» The task: Word for word, restate the records that come after this.

Source data
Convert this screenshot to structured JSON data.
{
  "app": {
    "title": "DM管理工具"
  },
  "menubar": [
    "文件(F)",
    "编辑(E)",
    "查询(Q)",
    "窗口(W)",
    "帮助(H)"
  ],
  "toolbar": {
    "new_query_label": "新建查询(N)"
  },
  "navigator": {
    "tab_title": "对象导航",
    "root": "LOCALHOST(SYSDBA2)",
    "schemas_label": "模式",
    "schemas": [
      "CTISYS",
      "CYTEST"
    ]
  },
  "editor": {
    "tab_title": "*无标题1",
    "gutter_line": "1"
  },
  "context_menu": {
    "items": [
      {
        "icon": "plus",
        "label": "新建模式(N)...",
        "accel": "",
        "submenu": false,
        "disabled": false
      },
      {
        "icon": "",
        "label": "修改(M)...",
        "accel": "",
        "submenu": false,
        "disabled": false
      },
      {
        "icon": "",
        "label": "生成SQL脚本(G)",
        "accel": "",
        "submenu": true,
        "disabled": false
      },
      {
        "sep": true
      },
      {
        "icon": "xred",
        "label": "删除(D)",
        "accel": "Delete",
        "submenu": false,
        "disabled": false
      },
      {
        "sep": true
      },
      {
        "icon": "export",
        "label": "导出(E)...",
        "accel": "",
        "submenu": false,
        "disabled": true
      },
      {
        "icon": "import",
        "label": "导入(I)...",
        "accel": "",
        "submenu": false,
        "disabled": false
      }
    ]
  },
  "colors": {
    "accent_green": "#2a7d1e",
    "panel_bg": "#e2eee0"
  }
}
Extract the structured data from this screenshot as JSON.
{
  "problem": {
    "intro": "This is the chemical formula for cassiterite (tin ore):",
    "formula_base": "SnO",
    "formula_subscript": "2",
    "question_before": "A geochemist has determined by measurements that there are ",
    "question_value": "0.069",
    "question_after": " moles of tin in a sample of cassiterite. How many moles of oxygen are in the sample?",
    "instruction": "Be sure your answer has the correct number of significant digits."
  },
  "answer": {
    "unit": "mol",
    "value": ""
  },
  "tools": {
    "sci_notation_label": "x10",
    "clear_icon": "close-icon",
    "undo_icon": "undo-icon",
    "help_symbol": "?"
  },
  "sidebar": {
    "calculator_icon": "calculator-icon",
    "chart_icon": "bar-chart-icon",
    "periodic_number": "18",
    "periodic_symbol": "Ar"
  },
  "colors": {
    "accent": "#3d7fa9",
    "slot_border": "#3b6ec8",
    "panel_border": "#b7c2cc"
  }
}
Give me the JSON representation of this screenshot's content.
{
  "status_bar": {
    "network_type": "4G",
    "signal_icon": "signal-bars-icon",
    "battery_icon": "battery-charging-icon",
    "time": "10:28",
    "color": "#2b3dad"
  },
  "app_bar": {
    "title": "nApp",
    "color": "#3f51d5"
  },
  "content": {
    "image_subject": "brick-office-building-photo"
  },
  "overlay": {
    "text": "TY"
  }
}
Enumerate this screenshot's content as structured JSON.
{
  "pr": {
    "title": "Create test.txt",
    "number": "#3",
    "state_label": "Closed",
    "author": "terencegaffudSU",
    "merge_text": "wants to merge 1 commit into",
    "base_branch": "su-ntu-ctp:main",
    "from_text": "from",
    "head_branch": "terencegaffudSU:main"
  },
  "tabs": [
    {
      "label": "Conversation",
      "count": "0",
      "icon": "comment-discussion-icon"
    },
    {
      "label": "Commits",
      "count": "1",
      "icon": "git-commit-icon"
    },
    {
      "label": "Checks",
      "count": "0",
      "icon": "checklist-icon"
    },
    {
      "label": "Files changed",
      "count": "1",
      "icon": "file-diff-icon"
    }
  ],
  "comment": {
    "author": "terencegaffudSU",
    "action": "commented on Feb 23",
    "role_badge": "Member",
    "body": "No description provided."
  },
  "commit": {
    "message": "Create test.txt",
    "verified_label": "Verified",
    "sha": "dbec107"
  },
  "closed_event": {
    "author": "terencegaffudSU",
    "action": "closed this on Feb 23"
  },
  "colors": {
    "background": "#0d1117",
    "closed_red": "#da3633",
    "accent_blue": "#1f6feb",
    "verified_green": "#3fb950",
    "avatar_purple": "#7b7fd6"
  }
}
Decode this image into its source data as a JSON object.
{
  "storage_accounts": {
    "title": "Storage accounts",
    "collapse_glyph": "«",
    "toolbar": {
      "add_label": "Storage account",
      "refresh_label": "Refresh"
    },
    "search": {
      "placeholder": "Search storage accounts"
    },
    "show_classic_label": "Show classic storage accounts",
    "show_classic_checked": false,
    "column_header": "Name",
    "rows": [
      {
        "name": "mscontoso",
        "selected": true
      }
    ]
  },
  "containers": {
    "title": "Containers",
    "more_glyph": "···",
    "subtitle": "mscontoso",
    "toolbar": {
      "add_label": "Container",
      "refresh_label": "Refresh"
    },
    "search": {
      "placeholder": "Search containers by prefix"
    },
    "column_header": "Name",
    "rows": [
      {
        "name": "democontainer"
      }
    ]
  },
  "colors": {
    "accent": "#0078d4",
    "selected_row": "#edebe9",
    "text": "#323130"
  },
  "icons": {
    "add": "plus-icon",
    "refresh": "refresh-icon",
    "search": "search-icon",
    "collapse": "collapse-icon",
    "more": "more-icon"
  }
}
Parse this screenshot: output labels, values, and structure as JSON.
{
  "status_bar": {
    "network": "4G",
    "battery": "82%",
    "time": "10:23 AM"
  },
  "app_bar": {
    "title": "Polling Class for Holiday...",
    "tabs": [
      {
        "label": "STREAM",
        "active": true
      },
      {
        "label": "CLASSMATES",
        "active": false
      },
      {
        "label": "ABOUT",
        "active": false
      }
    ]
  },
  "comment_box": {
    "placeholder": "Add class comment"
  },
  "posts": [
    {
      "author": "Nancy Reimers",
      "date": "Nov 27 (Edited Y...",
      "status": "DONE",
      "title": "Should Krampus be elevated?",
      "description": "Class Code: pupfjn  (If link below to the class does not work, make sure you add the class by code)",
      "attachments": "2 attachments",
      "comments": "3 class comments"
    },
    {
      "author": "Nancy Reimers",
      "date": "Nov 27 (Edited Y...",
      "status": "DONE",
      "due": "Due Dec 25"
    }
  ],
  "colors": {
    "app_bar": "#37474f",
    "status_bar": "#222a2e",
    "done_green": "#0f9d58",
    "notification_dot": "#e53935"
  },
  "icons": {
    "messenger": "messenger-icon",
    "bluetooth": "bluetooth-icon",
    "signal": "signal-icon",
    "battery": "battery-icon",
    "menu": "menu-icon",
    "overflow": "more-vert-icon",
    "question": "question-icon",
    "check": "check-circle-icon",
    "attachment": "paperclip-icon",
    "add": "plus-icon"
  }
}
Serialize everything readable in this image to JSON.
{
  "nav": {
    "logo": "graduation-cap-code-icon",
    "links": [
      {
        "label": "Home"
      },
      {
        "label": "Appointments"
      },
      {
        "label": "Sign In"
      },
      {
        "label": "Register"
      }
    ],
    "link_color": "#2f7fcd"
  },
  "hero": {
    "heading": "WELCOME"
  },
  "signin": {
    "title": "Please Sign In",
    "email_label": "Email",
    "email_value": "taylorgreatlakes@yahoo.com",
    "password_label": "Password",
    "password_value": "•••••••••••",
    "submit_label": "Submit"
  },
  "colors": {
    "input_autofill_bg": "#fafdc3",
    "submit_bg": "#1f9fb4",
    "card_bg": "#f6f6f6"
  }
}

» Result below:
Convert this screenshot to structured JSON data.
{
  "app": {
    "title": "DM管理工具"
  },
  "menubar": [
    "文件(F)",
    "编辑(E)",
    "查询(Q)",
    "窗口(W)",
    "帮助(H)"
  ],
  "toolbar": {
    "new_query_label": "新建查询(N)"
  },
  "navigator": {
    "tab_title": "对象导航",
    "root": "LOCALHOST(SYSDBA2)",
    "schemas_label": "模式",
    "schemas": [
      "CTISYS",
      "CYTEST"
    ]
  },
  "editor": {
    "tab_title": "*无标题1",
    "gutter_line": "1"
  },
  "context_menu": {
    "items": [
      {
        "icon": "plus",
        "label": "新建模式(N)...",
        "accel": "",
        "submenu": false,
        "disabled": false
      },
      {
        "icon": "",
        "label": "修改(M)...",
        "accel": "",
        "submenu": false,
        "disabled": false
      },
      {
        "icon": "",
        "label": "生成SQL脚本(G)",
        "accel": "",
        "submenu": true,
        "disabled": false
      },
      {
        "sep": true
      },
      {
        "icon": "xred",
        "label": "删除(D)",
        "accel": "Delete",
        "submenu": false,
        "disabled": false
      },
      {
        "sep": true
      },
      {
        "icon": "export",
        "label": "导出(E)...",
        "accel": "",
        "submenu": false,
        "disabled": true
      },
      {
        "icon": "import",
        "label": "导入(I)...",
        "accel": "",
        "submenu": false,
        "disabled": false
      }
    ]
  },
  "colors": {
    "accent_green": "#2a7d1e",
    "panel_bg": "#e2eee0"
  }
}
Extract the structured data from this screenshot as JSON.
{
  "problem": {
    "intro": "This is the chemical formula for cassiterite (tin ore):",
    "formula_base": "SnO",
    "formula_subscript": "2",
    "question_before": "A geochemist has determined by measurements that there are ",
    "question_value": "0.069",
    "question_after": " moles of tin in a sample of cassiterite. How many moles of oxygen are in the sample?",
    "instruction": "Be sure your answer has the correct number of significant digits."
  },
  "answer": {
    "unit": "mol",
    "value": ""
  },
  "tools": {
    "sci_notation_label": "x10",
    "clear_icon": "close-icon",
    "undo_icon": "undo-icon",
    "help_symbol": "?"
  },
  "sidebar": {
    "calculator_icon": "calculator-icon",
    "chart_icon": "bar-chart-icon",
    "periodic_number": "18",
    "periodic_symbol": "Ar"
  },
  "colors": {
    "accent": "#3d7fa9",
    "slot_border": "#3b6ec8",
    "panel_border": "#b7c2cc"
  }
}
Give me the JSON representation of this screenshot's content.
{
  "status_bar": {
    "network_type": "4G",
    "signal_icon": "signal-bars-icon",
    "battery_icon": "battery-charging-icon",
    "time": "10:28",
    "color": "#2b3dad"
  },
  "app_bar": {
    "title": "nApp",
    "color": "#3f51d5"
  },
  "content": {
    "image_subject": "brick-office-building-photo"
  },
  "overlay": {
    "text": "TY"
  }
}
Enumerate this screenshot's content as structured JSON.
{
  "pr": {
    "title": "Create test.txt",
    "number": "#3",
    "state_label": "Closed",
    "author": "terencegaffudSU",
    "merge_text": "wants to merge 1 commit into",
    "base_branch": "su-ntu-ctp:main",
    "from_text": "from",
    "head_branch": "terencegaffudSU:main"
  },
  "tabs": [
    {
      "label": "Conversation",
      "count": "0",
      "icon": "comment-discussion-icon"
    },
    {
      "label": "Commits",
      "count": "1",
      "icon": "git-commit-icon"
    },
    {
      "label": "Checks",
      "count": "0",
      "icon": "checklist-icon"
    },
    {
      "label": "Files changed",
      "count": "1",
      "icon": "file-diff-icon"
    }
  ],
  "comment": {
    "author": "terencegaffudSU",
    "action": "commented on Feb 23",
    "role_badge": "Member",
    "body": "No description provided."
  },
  "commit": {
    "message": "Create test.txt",
    "verified_label": "Verified",
    "sha": "dbec107"
  },
  "closed_event": {
    "author": "terencegaffudSU",
    "action": "closed this on Feb 23"
  },
  "colors": {
    "background": "#0d1117",
    "closed_red": "#da3633",
    "accent_blue": "#1f6feb",
    "verified_green": "#3fb950",
    "avatar_purple": "#7b7fd6"
  }
}
Decode this image into its source data as a JSON object.
{
  "storage_accounts": {
    "title": "Storage accounts",
    "collapse_glyph": "«",
    "toolbar": {
      "add_label": "Storage account",
      "refresh_label": "Refresh"
    },
    "search": {
      "placeholder": "Search storage accounts"
    },
    "show_classic_label": "Show classic storage accounts",
    "show_classic_checked": false,
    "column_header": "Name",
    "rows": [
      {
        "name": "mscontoso",
        "selected": true
      }
    ]
  },
  "containers": {
    "title": "Containers",
    "more_glyph": "···",
    "subtitle": "mscontoso",
    "toolbar": {
      "add_label": "Container",
      "refresh_label": "Refresh"
    },
    "search": {
      "placeholder": "Search containers by prefix"
    },
    "column_header": "Name",
    "rows": [
      {
        "name": "democontainer"
      }
    ]
  },
  "colors": {
    "accent": "#0078d4",
    "selected_row": "#edebe9",
    "text": "#323130"
  },
  "icons": {
    "add": "plus-icon",
    "refresh": "refresh-icon",
    "search": "search-icon",
    "collapse": "collapse-icon",
    "more": "more-icon"
  }
}
Parse this screenshot: output labels, values, and structure as JSON.
{
  "status_bar": {
    "network": "4G",
    "battery": "82%",
    "time": "10:23 AM"
  },
  "app_bar": {
    "title": "Polling Class for Holiday...",
    "tabs": [
      {
        "label": "STREAM",
        "active": true
      },
      {
        "label": "CLASSMATES",
        "active": false
      },
      {
        "label": "ABOUT",
        "active": false
      }
    ]
  },
  "comment_box": {
    "placeholder": "Add class comment"
  },
  "posts": [
    {
      "author": "Nancy Reimers",
      "date": "Nov 27 (Edited Y...",
      "status": "DONE",
      "title": "Should Krampus be elevated?",
      "description": "Class Code: pupfjn  (If link below to the class does not work, make sure you add the class by code)",
      "attachments": "2 attachments",
      "comments": "3 class comments"
    },
    {
      "author": "Nancy Reimers",
      "date": "Nov 27 (Edited Y...",
      "status": "DONE",
      "due": "Due Dec 25"
    }
  ],
  "colors": {
    "app_bar": "#37474f",
    "status_bar": "#222a2e",
    "done_green": "#0f9d58",
    "notification_dot": "#e53935"
  },
  "icons": {
    "messenger": "messenger-icon",
    "bluetooth": "bluetooth-icon",
    "signal": "signal-icon",
    "battery": "battery-icon",
    "menu": "menu-icon",
    "overflow": "more-vert-icon",
    "question": "question-icon",
    "check": "check-circle-icon",
    "attachment": "paperclip-icon",
    "add": "plus-icon"
  }
}
Serialize everything readable in this image to JSON.
{
  "nav": {
    "logo": "graduation-cap-code-icon",
    "links": [
      {
        "label": "Home"
      },
      {
        "label": "Appointments"
      },
      {
        "label": "Sign In"
      },
      {
        "label": "Register"
      }
    ],
    "link_color": "#2f7fcd"
  },
  "hero": {
    "heading": "WELCOME"
  },
  "signin": {
    "title": "Please Sign In",
    "email_label": "Email",
    "email_value": "taylorgreatlakes@yahoo.com",
    "password_label": "Password",
    "password_value": "•••••••••••",
    "submit_label": "Submit"
  },
  "colors": {
    "input_autofill_bg": "#fafdc3",
    "submit_bg": "#1f9fb4",
    "card_bg": "#f6f6f6"
  }
}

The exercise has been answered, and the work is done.